American Public Media’s radio program Marketplace recently broadcast a story regarding the nursing shortage in the US, which is predicted to worsen over the next ten years. The shortage is expected for the following reasons:
- More than one third of RNs in the United States are over the age of 50 and will begin retiring or working less hours in the coming years.
- As these RNs retire, there are not enough new RNs to fill the open positions.
- The cost of training new RNs is going up. Many RNs graduate with over $70,000 of debt, which has dissuaded some students from pursuing a career as an RN. This has also led some US lawmakers to consider government grants for nursing students.
- By 2025 nearly 70 million Americans will be over the age of 65 and many will have chronic illnesses which will likely create more demand for RNs in the United States.
- Many more Americans have access to healthcare under the Affordable Care Act (also called Obamacare); this too will cause more demand for medical treatment and the need for RNs.

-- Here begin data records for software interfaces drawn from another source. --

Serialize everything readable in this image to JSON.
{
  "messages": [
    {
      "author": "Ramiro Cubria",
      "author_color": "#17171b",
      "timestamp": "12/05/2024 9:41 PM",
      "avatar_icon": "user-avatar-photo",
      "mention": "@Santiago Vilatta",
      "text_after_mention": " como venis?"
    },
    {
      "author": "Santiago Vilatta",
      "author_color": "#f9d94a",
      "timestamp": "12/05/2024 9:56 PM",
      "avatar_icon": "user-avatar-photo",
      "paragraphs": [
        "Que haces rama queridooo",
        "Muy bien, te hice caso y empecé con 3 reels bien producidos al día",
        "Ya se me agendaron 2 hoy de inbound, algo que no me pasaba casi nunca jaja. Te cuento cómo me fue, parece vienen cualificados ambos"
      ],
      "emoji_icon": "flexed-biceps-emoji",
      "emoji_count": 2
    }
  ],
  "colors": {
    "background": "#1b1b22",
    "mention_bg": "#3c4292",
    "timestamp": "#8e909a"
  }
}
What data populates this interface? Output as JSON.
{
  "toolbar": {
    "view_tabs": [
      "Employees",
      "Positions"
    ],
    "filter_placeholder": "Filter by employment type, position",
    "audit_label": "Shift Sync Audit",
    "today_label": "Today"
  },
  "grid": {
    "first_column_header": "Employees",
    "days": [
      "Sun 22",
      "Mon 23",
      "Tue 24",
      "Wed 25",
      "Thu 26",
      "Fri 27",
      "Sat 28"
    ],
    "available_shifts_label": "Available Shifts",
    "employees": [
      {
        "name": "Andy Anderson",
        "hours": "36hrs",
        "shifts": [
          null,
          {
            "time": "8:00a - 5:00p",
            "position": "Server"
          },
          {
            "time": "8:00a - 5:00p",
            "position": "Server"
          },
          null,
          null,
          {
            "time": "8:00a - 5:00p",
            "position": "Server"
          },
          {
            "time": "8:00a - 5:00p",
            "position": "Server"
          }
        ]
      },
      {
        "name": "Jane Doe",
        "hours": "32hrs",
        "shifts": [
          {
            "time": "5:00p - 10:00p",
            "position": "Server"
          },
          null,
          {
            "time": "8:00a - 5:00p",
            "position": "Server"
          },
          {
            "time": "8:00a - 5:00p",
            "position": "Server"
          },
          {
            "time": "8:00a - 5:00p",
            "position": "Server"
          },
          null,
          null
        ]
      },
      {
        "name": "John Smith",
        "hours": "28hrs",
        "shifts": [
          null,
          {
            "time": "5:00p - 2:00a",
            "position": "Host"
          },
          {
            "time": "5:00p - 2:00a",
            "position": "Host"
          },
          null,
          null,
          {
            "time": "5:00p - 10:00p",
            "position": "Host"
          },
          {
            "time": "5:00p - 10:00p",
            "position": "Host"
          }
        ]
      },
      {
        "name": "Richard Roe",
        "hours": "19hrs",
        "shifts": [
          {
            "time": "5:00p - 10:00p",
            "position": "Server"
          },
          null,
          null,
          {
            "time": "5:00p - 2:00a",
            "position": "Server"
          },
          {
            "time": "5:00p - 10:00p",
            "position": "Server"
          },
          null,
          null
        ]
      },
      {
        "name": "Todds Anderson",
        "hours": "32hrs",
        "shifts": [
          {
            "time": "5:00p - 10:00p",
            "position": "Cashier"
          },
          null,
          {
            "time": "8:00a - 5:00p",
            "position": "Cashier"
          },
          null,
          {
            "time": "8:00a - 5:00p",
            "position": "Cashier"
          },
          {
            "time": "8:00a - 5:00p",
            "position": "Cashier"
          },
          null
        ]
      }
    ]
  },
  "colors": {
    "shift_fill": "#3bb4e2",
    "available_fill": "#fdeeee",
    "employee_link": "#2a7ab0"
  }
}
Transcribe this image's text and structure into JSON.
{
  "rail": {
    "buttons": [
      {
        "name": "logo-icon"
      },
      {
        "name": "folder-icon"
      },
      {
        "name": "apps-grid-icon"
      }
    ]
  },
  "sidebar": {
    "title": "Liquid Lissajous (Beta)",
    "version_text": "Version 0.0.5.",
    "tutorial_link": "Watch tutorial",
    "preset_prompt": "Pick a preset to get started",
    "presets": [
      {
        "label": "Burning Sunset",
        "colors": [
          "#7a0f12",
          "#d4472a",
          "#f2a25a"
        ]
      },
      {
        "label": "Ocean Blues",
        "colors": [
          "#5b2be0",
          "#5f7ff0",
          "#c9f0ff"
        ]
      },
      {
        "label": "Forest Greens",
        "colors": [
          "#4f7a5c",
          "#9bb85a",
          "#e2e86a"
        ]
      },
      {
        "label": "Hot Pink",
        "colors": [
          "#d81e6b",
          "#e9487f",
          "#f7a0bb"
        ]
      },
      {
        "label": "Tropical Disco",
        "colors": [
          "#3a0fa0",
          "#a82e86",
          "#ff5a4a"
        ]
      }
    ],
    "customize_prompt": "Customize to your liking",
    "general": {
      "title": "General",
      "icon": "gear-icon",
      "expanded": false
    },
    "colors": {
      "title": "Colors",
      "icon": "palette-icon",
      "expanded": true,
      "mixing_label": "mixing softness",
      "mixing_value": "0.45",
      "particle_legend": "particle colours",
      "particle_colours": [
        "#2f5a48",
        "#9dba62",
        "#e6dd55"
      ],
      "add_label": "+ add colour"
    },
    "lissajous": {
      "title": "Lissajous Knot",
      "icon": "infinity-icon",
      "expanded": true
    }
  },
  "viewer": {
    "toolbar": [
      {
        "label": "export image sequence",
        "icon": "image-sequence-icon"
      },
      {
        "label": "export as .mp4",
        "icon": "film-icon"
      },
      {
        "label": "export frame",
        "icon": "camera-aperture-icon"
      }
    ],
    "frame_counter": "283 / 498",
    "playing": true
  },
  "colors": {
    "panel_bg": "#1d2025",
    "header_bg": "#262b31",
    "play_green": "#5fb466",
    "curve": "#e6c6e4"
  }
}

The US Department of Labor, Bureau of Labor Statistics projects employment of RNs will grow 16% from 2014 to 2024, much faster than the average for other occupations. Job opportunities for RNs are expected to be good.